Days before his State of the Union address, President Obama offered a sneak peek tonight into the ideas that will shape his address to the nation Tuesday night.
With the unemployment rate sitting at 9.4 percent, Obama indicated he will spend a large portion of his speech addressing the economy and ways to ensure America remains competitive.
"My number one focus is going to be making sure that we are competitive, that we are growing, and we are creating jobs," Obama said today in a Democratic National Committee video previewing his State of the Union Address.
Though he admitted to still making final touches on the speech, the president told supporters he will pledge to make the economy his number one priority, ensuring that the economy grows and more jobs are created for Americans across the country while also working to slash the deficit and trim the government to a more efficient level.
"I'm focused on making sure the economy is working for everybody, for the entire American family," he said.
In addition to the state of the economy, the president said he will urge the country to engage in a more civil discourse.
This is a message the president and Vice President Biden delivered to Democratic House members over the weekend.
"We've got to change the way we talk to one another," Biden said Friday. "It matters in terms of how we're going to deal with the problems of this country, whether we're actually going to respond to the needs of the American people."
House Democrats gathered at a retreat in Cambridge, Md., to discuss one of the biggest challenges they have faced in four years -- governing as a minority.
For the first time since 2006, Republicans are in control of the House a fact many House Democrats are struggling to embrace.
"You have brought a group of members together that do not have a minority psychology," House Minority Whip Steny Hoyer, said.
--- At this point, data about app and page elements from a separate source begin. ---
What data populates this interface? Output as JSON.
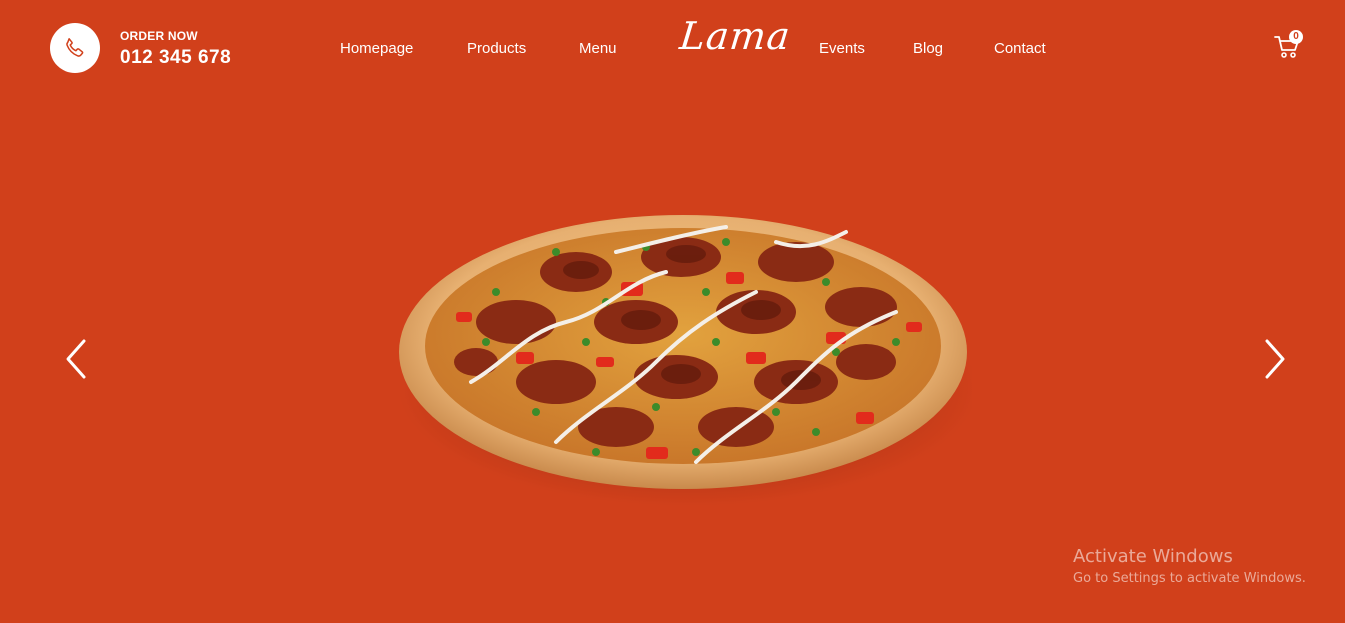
{
  "header": {
    "order_label": "ORDER NOW",
    "phone_number": "012 345 678",
    "logo": "Lama",
    "nav": [
      {
        "label": "Homepage"
      },
      {
        "label": "Products"
      },
      {
        "label": "Menu"
      },
      {
        "label": "Events"
      },
      {
        "label": "Blog"
      },
      {
        "label": "Contact"
      }
    ],
    "cart_count": "0"
  },
  "slider": {
    "image_icon": "pizza-image",
    "prev_icon": "chevron-left-icon",
    "next_icon": "chevron-right-icon"
  },
  "watermark": {
    "title": "Activate Windows",
    "subtitle": "Go to Settings to activate Windows."
  },
  "colors": {
    "background": "#d1401b",
    "text": "#ffffff"
  }
}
As they grapple with their new minority position in the House, some Democrats, including some who lost their seats in November's election, are pouring over polls, taking seminars in messaging and listening to inspirational authors as a means of understanding how they reached this state.
"I don't think they are projecting that they got the message quite yet," said Bud Cramer, a former Democratic Congressman from Alabama. "I think they have been wounded."
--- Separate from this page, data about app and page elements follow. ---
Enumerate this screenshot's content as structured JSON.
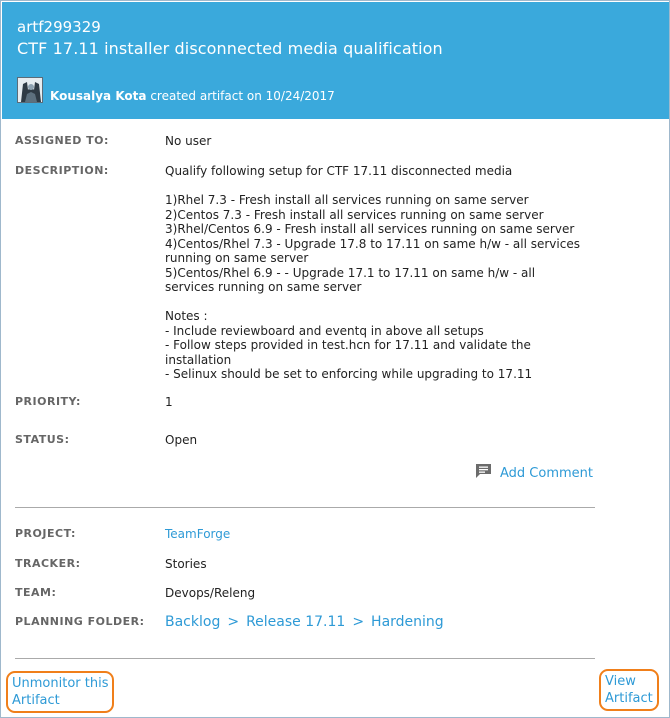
{
  "header": {
    "artifact_id": "artf299329",
    "title": "CTF 17.11 installer disconnected media qualification",
    "creator_name": "Kousalya Kota",
    "created_text": "created artifact on 10/24/2017",
    "avatar_icon": "user-avatar-icon"
  },
  "fields": {
    "assigned_to_label": "ASSIGNED TO:",
    "assigned_to_value": "No user",
    "description_label": "DESCRIPTION:",
    "description_lines": [
      "Qualify following setup for CTF 17.11 disconnected media",
      "",
      "1)Rhel 7.3 - Fresh install all services running on same server",
      "2)Centos 7.3 - Fresh install all services running on same server",
      "3)Rhel/Centos 6.9  - Fresh install all services running on same server",
      "4)Centos/Rhel 7.3 - Upgrade 17.8 to 17.11 on same h/w - all services",
      "running on same server",
      "5)Centos/Rhel 6.9 - - Upgrade 17.1 to 17.11 on same h/w - all",
      "services running on same server",
      "",
      "Notes :",
      "- Include reviewboard and eventq in above all setups",
      "- Follow steps provided in test.hcn for 17.11 and validate the",
      "installation",
      "- Selinux should be set to enforcing while upgrading to 17.11"
    ],
    "priority_label": "PRIORITY:",
    "priority_value": "1",
    "status_label": "STATUS:",
    "status_value": "Open"
  },
  "add_comment": {
    "label": "Add Comment",
    "icon": "comment-icon"
  },
  "details": {
    "project_label": "PROJECT:",
    "project_value": "TeamForge",
    "tracker_label": "TRACKER:",
    "tracker_value": "Stories",
    "team_label": "TEAM:",
    "team_value": "Devops/Releng",
    "planning_folder_label": "PLANNING FOLDER:",
    "planning_folder_path": [
      "Backlog",
      "Release 17.11",
      "Hardening"
    ],
    "path_separator": ">"
  },
  "footer": {
    "unmonitor_line1": "Unmonitor this",
    "unmonitor_line2": "Artifact",
    "view_line1": "View",
    "view_line2": "Artifact"
  },
  "colors": {
    "header_bg": "#3aa9dc",
    "link": "#2e9ad6",
    "highlight_border": "#f07f1a"
  }
}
Cramer, who is now chairman of the Blue Dog Research Forum, suggests that a message of bi-partisanship may be the key for the Democratic Party to regain its position in Congress.
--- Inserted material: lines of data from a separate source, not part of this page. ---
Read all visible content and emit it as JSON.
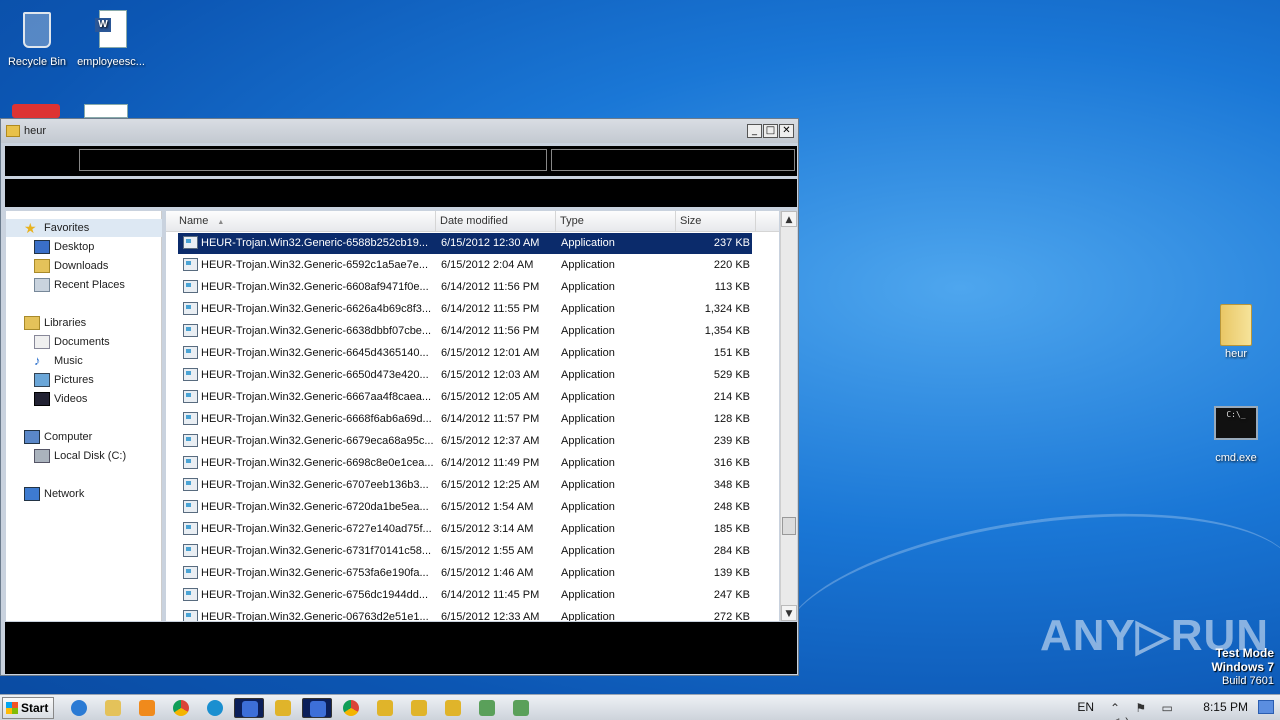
{
  "desktop": {
    "icons": [
      {
        "label": "Recycle Bin",
        "icon": "recycle-bin-icon"
      },
      {
        "label": "employeesc...",
        "icon": "word-document-icon"
      },
      {
        "label": "heur",
        "icon": "folder-icon"
      },
      {
        "label": "cmd.exe",
        "icon": "cmd-icon"
      }
    ]
  },
  "window": {
    "title": "heur",
    "buttons": {
      "minimize": "_",
      "maximize": "□",
      "close": "✕"
    }
  },
  "nav": {
    "favorites": "Favorites",
    "desktop": "Desktop",
    "downloads": "Downloads",
    "recent": "Recent Places",
    "libraries": "Libraries",
    "documents": "Documents",
    "music": "Music",
    "pictures": "Pictures",
    "videos": "Videos",
    "computer": "Computer",
    "local_disk": "Local Disk (C:)",
    "network": "Network"
  },
  "columns": {
    "name": "Name",
    "date": "Date modified",
    "type": "Type",
    "size": "Size"
  },
  "files": [
    {
      "name": "HEUR-Trojan.Win32.Generic-6588b252cb19...",
      "date": "6/15/2012 12:30 AM",
      "type": "Application",
      "size": "237 KB"
    },
    {
      "name": "HEUR-Trojan.Win32.Generic-6592c1a5ae7e...",
      "date": "6/15/2012 2:04 AM",
      "type": "Application",
      "size": "220 KB"
    },
    {
      "name": "HEUR-Trojan.Win32.Generic-6608af9471f0e...",
      "date": "6/14/2012 11:56 PM",
      "type": "Application",
      "size": "113 KB"
    },
    {
      "name": "HEUR-Trojan.Win32.Generic-6626a4b69c8f3...",
      "date": "6/14/2012 11:55 PM",
      "type": "Application",
      "size": "1,324 KB"
    },
    {
      "name": "HEUR-Trojan.Win32.Generic-6638dbbf07cbe...",
      "date": "6/14/2012 11:56 PM",
      "type": "Application",
      "size": "1,354 KB"
    },
    {
      "name": "HEUR-Trojan.Win32.Generic-6645d4365140...",
      "date": "6/15/2012 12:01 AM",
      "type": "Application",
      "size": "151 KB"
    },
    {
      "name": "HEUR-Trojan.Win32.Generic-6650d473e420...",
      "date": "6/15/2012 12:03 AM",
      "type": "Application",
      "size": "529 KB"
    },
    {
      "name": "HEUR-Trojan.Win32.Generic-6667aa4f8caea...",
      "date": "6/15/2012 12:05 AM",
      "type": "Application",
      "size": "214 KB"
    },
    {
      "name": "HEUR-Trojan.Win32.Generic-6668f6ab6a69d...",
      "date": "6/14/2012 11:57 PM",
      "type": "Application",
      "size": "128 KB"
    },
    {
      "name": "HEUR-Trojan.Win32.Generic-6679eca68a95c...",
      "date": "6/15/2012 12:37 AM",
      "type": "Application",
      "size": "239 KB"
    },
    {
      "name": "HEUR-Trojan.Win32.Generic-6698c8e0e1cea...",
      "date": "6/14/2012 11:49 PM",
      "type": "Application",
      "size": "316 KB"
    },
    {
      "name": "HEUR-Trojan.Win32.Generic-6707eeb136b3...",
      "date": "6/15/2012 12:25 AM",
      "type": "Application",
      "size": "348 KB"
    },
    {
      "name": "HEUR-Trojan.Win32.Generic-6720da1be5ea...",
      "date": "6/15/2012 1:54 AM",
      "type": "Application",
      "size": "248 KB"
    },
    {
      "name": "HEUR-Trojan.Win32.Generic-6727e140ad75f...",
      "date": "6/15/2012 3:14 AM",
      "type": "Application",
      "size": "185 KB"
    },
    {
      "name": "HEUR-Trojan.Win32.Generic-6731f70141c58...",
      "date": "6/15/2012 1:55 AM",
      "type": "Application",
      "size": "284 KB"
    },
    {
      "name": "HEUR-Trojan.Win32.Generic-6753fa6e190fa...",
      "date": "6/15/2012 1:46 AM",
      "type": "Application",
      "size": "139 KB"
    },
    {
      "name": "HEUR-Trojan.Win32.Generic-6756dc1944dd...",
      "date": "6/14/2012 11:45 PM",
      "type": "Application",
      "size": "247 KB"
    },
    {
      "name": "HEUR-Trojan.Win32.Generic-06763d2e51e1...",
      "date": "6/15/2012 12:33 AM",
      "type": "Application",
      "size": "272 KB"
    }
  ],
  "watermark": {
    "text": "ANY▷RUN"
  },
  "testmode": {
    "line1": "Test Mode",
    "line2": "Windows 7",
    "line3": "Build 7601"
  },
  "taskbar": {
    "start": "Start",
    "lang": "EN",
    "tray_icons": "⌃ ⚑ ▭ ◁)",
    "clock": "8:15 PM"
  },
  "colors": {
    "selection": "#0b2b6b",
    "desktop": "#1a77d6"
  }
}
"The message that Democrats better be delivering is we get it," Cramer said. "We may have overreached for the last two years, but we need to buckle in and we need to reach across the aisle."
And while Democrats strategize on how to govern as a minority in the House, they are receiving plenty of advice.
ABC News political analyst Matthew Dowd points to a change in the tone adopted by the party and dedication to supporting the president as fundamental in their journey to success along with sitting back and letting Republicans make some mistakes of their own.
"Let the Republicans shoot themselves in the foot for a period of time," Dowd said. "And they can come in with answers."